Individual band bio highlights include:

Nannette Fortier (nannettefortier.com) - Currently playing with Blue Man Group in Las Vegas; percussionist for Celine Dion on the sell-out 2008-2009 ‘Taking Chances’ World Tour; two year's as percussionist for Celine Dion's Las Vegas show, "A New Day"; toured Turkey/Europe as percussionist with pop-star Mustafa Sandal, performed with Scottish Pipe & Drums group, Japanese Taiko group, and studied Afro-Cuban and Afro Brazilian drumming with "O"percussionist, Kurt Rasmussen.

Willy Wainwright (willywainwright.com) - Performed extensively with Ricky Van Shelton, Patty Loveless, Eddy Raven, Jennifer Weatherly (Female Vocalist of the year, Swiss Country Music Federation), Career Highlights include regular appearances on “THE GRAND OL’ OPRY “ And The Nashville Television Network show “NASHVILLE NOW”, appeared 3 times at “WILLIE NELSONS FARM AID”, Ernest Tubb and the Texas Troubadors, The White House, “THE TONIGHT SHOW” with Jay Leno, “ AUSTIN CITY LIMITS”, Dick Clark Country Music Specials and the “CMA” Awards.

Beth Mullaney (bethmullaney.com) - Member of The Academy of Recording Musicians/ Grammy; Owner and CEO of MULLANEY MUSIC, a music production company specializing in performance and recording production; Founder and leader of the popular, all girl, Las Vegas based Celtic band, Killian's Angels; Arranged "Celtic High Step" and recorded with Killian's Angels.

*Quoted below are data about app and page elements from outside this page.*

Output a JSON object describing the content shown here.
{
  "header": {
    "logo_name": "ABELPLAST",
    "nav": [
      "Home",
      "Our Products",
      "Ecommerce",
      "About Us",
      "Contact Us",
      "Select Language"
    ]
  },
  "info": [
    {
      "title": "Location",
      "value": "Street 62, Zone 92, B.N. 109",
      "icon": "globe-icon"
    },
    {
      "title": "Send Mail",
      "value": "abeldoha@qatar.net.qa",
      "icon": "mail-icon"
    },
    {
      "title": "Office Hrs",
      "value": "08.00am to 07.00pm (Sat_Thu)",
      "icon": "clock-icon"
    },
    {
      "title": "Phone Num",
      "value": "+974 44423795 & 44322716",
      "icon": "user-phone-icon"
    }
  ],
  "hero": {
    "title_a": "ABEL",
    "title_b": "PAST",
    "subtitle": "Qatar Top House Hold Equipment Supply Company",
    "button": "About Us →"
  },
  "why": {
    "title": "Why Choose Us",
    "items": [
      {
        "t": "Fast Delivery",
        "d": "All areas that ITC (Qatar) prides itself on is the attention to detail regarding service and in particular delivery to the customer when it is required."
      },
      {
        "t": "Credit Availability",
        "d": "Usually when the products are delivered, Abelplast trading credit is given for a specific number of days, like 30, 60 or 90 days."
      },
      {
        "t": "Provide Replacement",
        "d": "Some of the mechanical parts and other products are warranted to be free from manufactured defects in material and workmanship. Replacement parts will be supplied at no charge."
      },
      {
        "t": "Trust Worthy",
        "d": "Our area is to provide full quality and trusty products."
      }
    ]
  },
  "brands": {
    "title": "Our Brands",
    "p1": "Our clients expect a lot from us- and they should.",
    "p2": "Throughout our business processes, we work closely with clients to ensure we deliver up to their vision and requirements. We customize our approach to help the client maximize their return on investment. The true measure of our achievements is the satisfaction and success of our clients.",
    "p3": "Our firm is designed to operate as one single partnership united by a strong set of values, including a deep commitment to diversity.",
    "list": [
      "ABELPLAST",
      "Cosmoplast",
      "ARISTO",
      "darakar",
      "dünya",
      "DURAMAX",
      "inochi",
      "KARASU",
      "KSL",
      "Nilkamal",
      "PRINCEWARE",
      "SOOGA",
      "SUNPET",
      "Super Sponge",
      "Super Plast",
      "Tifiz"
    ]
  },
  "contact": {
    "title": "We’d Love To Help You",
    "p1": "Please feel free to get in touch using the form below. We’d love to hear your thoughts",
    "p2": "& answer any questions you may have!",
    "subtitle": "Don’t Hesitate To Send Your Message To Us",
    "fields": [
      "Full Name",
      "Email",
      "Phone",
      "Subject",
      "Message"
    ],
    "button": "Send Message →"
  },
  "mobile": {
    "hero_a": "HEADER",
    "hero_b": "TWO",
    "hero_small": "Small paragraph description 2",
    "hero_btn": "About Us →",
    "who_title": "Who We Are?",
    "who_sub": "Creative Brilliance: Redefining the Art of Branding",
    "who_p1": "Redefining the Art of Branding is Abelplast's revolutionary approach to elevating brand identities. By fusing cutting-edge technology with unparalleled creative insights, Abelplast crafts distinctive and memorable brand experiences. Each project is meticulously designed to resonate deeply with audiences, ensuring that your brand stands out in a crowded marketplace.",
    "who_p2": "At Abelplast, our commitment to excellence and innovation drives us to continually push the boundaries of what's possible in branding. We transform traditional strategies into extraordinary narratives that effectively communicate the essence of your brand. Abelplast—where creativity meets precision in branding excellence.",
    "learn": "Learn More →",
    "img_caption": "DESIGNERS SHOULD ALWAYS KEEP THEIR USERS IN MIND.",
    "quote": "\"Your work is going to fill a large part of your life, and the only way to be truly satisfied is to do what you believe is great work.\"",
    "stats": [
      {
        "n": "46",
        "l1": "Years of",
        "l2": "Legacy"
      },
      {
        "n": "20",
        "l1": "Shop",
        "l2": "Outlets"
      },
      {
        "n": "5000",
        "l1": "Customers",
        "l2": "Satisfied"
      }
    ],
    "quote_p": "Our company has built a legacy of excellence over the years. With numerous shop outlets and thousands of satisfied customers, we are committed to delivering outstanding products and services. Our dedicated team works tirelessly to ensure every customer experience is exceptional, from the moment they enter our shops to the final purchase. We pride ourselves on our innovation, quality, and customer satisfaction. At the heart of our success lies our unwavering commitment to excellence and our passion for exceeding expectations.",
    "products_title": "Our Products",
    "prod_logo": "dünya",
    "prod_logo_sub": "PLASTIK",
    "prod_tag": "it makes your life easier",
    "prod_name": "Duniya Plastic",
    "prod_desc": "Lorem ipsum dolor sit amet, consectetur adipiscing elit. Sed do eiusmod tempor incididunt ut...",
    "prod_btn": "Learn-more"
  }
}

This song is featured in the popular video game, Grand Theft Auto IV; Arranged and Co-Produced Jeopardy theme song with Kilian's Angels. This was one of 5 award winning new Jeopardy jingles in 2006; Strolling and stage entertainer at Excalibur Las Vegas from 1994-2007; Toured extensively in fairs, festivals and colleges throughout the midwest, Played at Branson's Silver Dollar City International Music Festival; Produced 5 CD's; Beth Mullaney - Simon Says (1990), Beth Mullaney - Home (2003), Killian's Angels - co-produced with Killian's Angels(2003), Killian's Angels - The Ladies Room - co-Produced (2004), LIFE - St. Baldrick's compilation (2008).

Anne Donohue - Born in New York and raised in Connecticut, Anne moved to Las Vegas in 2001 and continues to be a popular force in the Las Vegas Acoustic music scene, working regularly with acoustic artists including Killian's Angels, Michael Soli, Rick Duarte, and as a popular solist. In 2005 joined Las Vagrants, a roots/funk band that became a local favorite known for their raw, powerful and inventive sound. Anne performed as lead vocalist with New England bands including the Delta Blues Band with Rocky Lawrence, and regional swing/R&B favorites Eight to the Bar; and performed and recorded with the Who Whos, an all original music group featuring a female vocal trio. Anne also contributed vocals to a number of recordings including New Orleans blues singer and guitarist Kenny Neal's Blues Fallin' Down Like Rain on the Telarc label, and Wicked Time by Christine Ohlman of the Saturday Night Live Band.